htaccessED

How to use .htaccess to secure admin pages

Well hasn't it been a busy summer? No Blog Posts can only mean one thing, lots and lots of work! The site has had a huge overhaul and not only on its front end! I've implemented a lot of backend PHP scripts to help dynamically load content for the site and to create an admin page which allows me to add content without going near a text editor. I can now log in securely to my admin page from any web browser and drop a new blog post, or update an old one, add a project or publish some of my work. All thanks to a little PHP and a new tool in my repertoire, .htaccess.As I mentioned in my last post 'No Front Without Back', I was looking to learn either some PHP or node.js. After speaking with some people in the business, I felt node.js would be a much harder mountain to climb, and with PHP having so much documentation and online support, it would be an easier route.

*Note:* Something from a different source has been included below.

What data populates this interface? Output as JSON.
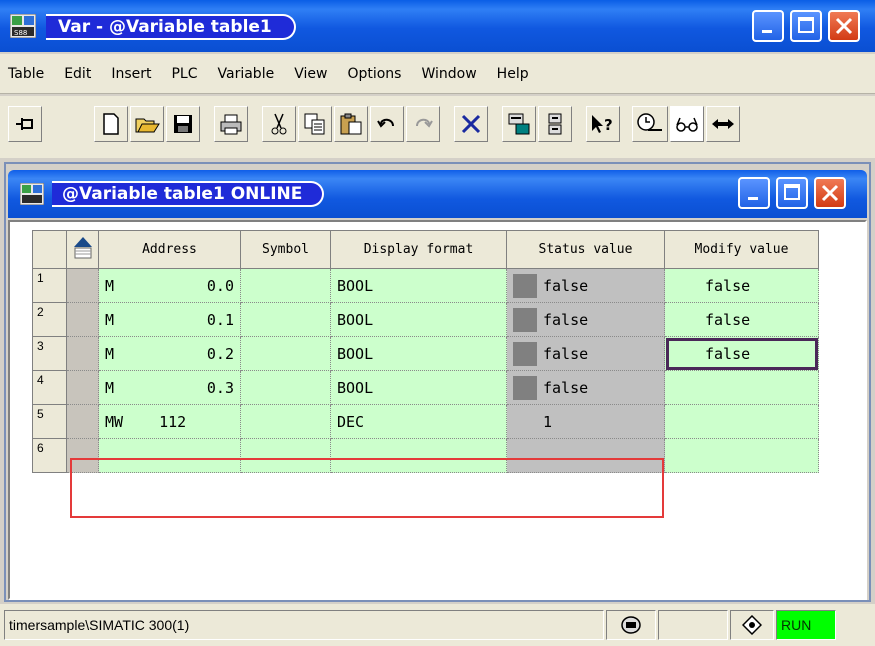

The key was to remember that I'm a front end developer and although a grasp of backend languages is good, lets not run before we can walk eh? So I set about learning how to write JSON files to the server, then learnt about getting php to write html files and then how to get form data and have that put into said html files. File uploads were a stumbling block but with a little perseverance, I manages to get them down. Before I knew it, I'd written a page that writes its own pages. From there, with a little customisation, I had the backbone to my admin page.In truth, it wasn't as easy as that. Php seems easy to pick up, but difficult to master. A fair amount of trial and error went into the script and a ton of googling. Still, another flag down in the world of web development. Just another million or so to go! All this functionality meant nothing if I couldn't stop any old Joe from writing all over my page. That's where .htaccess came in. I had messed around with this before but never managed to get it working, partly due to the dodgy web hosting I was using before and partly due to my ignorance. The small amount of code I needed to write 2 files; a .htaccess file (to protect the admin page) and a .htpasswd file (to store the users and password), was a welcome change of pace. Let me screenshot my password file... Nah.